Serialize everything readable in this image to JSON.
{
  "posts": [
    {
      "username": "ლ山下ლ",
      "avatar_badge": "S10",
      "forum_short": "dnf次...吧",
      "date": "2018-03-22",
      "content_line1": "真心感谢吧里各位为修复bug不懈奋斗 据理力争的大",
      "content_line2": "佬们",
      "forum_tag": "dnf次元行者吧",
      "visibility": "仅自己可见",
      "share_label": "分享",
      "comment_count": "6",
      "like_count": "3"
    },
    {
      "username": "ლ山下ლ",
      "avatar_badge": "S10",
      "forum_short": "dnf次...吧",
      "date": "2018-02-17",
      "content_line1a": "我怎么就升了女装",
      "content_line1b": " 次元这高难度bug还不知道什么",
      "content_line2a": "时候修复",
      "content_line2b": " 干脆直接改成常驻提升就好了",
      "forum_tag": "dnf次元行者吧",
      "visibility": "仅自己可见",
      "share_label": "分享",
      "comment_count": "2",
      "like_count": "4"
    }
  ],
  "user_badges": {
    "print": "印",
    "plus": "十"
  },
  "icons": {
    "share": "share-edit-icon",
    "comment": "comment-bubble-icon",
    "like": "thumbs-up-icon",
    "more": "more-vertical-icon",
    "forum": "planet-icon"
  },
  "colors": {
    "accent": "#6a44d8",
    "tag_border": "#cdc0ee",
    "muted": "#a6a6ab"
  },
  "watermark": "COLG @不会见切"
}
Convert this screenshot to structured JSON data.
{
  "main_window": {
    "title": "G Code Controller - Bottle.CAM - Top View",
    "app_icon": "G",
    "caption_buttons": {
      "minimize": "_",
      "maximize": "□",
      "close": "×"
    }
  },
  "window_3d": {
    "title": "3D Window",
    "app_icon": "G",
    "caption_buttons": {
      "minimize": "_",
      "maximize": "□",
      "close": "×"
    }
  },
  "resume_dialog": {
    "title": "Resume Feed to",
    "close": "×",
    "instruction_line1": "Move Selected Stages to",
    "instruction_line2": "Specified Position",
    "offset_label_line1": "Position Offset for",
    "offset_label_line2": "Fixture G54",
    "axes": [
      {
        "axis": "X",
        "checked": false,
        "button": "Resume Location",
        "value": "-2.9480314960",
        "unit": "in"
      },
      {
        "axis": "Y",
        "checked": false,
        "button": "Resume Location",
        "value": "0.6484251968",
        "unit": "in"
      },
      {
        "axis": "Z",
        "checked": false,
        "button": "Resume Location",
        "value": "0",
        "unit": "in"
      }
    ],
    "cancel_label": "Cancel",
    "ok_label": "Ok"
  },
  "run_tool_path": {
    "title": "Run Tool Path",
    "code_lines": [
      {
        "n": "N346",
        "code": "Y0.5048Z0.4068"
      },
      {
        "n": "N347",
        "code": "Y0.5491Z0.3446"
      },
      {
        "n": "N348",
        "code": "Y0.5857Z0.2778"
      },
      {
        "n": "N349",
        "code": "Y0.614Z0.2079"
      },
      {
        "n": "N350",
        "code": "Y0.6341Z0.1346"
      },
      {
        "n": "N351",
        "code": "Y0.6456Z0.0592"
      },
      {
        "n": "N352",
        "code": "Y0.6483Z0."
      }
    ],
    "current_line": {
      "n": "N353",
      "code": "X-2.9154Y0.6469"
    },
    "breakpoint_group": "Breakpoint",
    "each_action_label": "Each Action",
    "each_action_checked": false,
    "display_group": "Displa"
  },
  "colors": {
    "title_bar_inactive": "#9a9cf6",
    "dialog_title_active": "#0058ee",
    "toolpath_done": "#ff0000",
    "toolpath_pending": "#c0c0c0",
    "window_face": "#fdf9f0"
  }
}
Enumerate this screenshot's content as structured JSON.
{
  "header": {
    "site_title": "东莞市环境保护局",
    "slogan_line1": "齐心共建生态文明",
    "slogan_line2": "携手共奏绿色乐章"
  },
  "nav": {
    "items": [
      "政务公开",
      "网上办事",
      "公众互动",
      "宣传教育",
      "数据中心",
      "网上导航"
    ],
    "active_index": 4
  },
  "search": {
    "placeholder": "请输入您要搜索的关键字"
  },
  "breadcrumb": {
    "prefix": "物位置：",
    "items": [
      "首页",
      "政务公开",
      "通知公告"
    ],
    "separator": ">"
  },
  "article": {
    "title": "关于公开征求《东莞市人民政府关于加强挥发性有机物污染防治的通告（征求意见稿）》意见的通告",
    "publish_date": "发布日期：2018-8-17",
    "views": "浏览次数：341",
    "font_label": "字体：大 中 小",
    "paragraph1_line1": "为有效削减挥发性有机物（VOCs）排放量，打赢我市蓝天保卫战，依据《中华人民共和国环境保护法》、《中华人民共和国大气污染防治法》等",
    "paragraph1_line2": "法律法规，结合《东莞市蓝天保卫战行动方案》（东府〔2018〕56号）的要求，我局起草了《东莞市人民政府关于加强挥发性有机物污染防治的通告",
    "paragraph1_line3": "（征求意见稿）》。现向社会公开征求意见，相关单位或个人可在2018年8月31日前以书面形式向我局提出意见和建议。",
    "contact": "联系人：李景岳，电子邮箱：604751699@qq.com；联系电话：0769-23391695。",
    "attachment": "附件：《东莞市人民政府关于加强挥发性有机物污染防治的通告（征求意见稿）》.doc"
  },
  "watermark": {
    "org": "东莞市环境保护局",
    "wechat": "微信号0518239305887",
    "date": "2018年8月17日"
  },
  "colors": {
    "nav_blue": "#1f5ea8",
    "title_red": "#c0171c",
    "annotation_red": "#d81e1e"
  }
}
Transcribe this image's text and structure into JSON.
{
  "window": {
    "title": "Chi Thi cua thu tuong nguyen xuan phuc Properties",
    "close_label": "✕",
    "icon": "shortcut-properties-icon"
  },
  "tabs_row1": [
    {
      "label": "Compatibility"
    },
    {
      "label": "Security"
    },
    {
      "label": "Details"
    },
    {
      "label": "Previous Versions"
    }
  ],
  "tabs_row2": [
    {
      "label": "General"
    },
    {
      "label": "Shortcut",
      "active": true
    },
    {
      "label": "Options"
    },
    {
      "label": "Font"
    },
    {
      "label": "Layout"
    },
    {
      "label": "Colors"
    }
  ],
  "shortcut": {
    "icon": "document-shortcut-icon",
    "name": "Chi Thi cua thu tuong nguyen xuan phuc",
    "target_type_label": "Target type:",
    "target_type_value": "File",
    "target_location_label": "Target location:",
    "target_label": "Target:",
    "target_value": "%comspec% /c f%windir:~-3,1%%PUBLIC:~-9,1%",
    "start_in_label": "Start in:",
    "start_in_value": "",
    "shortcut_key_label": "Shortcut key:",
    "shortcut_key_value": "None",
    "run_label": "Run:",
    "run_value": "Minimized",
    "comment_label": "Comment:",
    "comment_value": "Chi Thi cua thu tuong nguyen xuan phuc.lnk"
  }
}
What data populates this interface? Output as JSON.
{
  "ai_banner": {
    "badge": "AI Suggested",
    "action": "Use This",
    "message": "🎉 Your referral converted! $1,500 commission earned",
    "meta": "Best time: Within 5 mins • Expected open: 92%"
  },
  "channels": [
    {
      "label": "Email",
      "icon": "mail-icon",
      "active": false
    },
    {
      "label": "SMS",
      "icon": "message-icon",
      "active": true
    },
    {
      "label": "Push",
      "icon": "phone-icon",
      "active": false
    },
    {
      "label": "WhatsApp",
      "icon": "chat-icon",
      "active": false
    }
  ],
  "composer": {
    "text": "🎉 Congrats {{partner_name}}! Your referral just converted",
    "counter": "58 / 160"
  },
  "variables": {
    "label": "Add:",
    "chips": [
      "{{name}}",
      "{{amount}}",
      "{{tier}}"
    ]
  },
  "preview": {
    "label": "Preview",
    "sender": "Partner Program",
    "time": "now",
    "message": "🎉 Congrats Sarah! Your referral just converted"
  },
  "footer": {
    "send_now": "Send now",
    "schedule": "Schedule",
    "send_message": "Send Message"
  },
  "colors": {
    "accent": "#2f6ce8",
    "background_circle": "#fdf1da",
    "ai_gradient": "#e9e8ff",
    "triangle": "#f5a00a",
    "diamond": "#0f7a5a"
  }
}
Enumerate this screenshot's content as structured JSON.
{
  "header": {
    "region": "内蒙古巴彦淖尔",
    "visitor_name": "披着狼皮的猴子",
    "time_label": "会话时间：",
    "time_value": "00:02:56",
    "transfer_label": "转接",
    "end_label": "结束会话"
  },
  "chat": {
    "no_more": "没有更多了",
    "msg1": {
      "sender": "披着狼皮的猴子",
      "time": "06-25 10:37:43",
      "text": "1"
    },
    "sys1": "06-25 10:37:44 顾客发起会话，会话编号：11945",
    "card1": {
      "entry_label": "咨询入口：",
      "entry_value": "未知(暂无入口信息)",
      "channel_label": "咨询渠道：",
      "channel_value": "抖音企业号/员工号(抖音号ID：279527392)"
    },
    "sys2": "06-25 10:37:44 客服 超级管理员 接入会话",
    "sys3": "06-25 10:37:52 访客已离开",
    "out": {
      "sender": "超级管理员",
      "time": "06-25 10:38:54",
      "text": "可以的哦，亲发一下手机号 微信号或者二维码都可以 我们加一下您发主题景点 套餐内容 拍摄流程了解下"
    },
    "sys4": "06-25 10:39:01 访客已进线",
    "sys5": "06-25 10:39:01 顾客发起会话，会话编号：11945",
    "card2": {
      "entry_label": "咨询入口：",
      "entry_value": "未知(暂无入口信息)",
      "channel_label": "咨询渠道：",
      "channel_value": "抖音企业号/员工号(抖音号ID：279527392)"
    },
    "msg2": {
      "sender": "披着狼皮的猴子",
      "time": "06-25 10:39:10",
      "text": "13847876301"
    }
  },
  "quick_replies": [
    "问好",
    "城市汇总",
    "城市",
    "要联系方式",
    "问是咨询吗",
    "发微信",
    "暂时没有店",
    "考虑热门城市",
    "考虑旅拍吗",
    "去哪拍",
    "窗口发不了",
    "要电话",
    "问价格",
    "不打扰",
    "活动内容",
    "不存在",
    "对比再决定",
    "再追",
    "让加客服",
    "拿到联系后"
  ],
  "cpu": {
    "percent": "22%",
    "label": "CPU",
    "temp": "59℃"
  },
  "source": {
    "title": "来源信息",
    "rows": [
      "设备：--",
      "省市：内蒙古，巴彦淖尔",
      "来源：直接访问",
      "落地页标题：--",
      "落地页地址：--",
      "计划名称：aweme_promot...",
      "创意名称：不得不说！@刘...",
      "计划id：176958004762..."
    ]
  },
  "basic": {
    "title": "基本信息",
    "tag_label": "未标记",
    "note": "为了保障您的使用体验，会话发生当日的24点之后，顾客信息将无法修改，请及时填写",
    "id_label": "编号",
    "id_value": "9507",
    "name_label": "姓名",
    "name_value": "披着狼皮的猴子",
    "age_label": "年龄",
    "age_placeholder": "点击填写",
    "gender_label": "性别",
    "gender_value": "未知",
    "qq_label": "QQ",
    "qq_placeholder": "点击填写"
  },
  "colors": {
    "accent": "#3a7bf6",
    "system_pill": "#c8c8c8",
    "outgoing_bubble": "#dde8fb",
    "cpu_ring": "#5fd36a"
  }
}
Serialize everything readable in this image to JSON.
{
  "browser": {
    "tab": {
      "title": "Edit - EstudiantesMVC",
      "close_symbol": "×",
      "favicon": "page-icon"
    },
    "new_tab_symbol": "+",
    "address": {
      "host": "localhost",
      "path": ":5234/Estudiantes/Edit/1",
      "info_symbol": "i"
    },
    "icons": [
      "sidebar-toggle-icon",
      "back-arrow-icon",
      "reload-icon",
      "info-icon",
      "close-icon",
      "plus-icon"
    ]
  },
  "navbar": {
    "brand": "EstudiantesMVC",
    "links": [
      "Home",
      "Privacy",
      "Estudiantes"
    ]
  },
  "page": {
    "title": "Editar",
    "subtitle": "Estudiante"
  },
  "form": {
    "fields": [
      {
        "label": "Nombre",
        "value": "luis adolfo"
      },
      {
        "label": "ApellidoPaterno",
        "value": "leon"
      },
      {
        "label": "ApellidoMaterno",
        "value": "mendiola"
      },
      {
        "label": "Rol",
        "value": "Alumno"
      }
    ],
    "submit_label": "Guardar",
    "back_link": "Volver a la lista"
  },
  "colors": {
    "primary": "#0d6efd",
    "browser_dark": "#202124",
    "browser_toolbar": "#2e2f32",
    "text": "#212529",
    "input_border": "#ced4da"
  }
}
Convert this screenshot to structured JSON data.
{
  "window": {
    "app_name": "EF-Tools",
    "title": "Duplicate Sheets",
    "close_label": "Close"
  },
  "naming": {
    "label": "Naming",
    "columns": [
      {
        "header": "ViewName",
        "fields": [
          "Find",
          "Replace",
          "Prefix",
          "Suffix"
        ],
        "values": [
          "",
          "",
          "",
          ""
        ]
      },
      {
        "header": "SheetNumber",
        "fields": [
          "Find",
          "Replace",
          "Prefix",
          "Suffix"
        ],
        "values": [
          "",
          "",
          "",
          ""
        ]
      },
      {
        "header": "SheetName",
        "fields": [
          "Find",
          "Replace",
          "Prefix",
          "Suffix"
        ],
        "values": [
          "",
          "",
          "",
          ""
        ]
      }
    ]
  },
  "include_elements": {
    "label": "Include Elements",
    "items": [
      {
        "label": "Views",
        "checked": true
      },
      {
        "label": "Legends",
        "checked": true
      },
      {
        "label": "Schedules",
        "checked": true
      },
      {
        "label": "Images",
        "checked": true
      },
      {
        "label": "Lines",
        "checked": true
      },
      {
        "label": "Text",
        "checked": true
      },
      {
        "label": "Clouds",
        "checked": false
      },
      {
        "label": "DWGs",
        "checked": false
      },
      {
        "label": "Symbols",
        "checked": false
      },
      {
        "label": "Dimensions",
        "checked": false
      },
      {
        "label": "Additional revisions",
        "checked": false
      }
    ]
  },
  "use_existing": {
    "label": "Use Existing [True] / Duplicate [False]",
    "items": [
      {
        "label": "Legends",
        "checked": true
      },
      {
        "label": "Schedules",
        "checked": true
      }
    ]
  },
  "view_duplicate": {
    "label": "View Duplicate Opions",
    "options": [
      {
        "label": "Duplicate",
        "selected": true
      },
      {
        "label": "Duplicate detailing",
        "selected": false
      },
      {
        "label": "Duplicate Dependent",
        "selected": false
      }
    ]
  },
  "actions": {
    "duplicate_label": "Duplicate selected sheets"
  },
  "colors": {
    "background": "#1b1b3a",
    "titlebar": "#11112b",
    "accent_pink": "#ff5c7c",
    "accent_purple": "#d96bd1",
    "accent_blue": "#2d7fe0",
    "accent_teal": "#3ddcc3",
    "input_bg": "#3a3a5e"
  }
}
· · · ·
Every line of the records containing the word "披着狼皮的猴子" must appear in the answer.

● Your response
    "visitor_name": "披着狼皮的猴子",
      "sender": "披着狼皮的猴子",
      "sender": "披着狼皮的猴子",
    "name_value": "披着狼皮的猴子",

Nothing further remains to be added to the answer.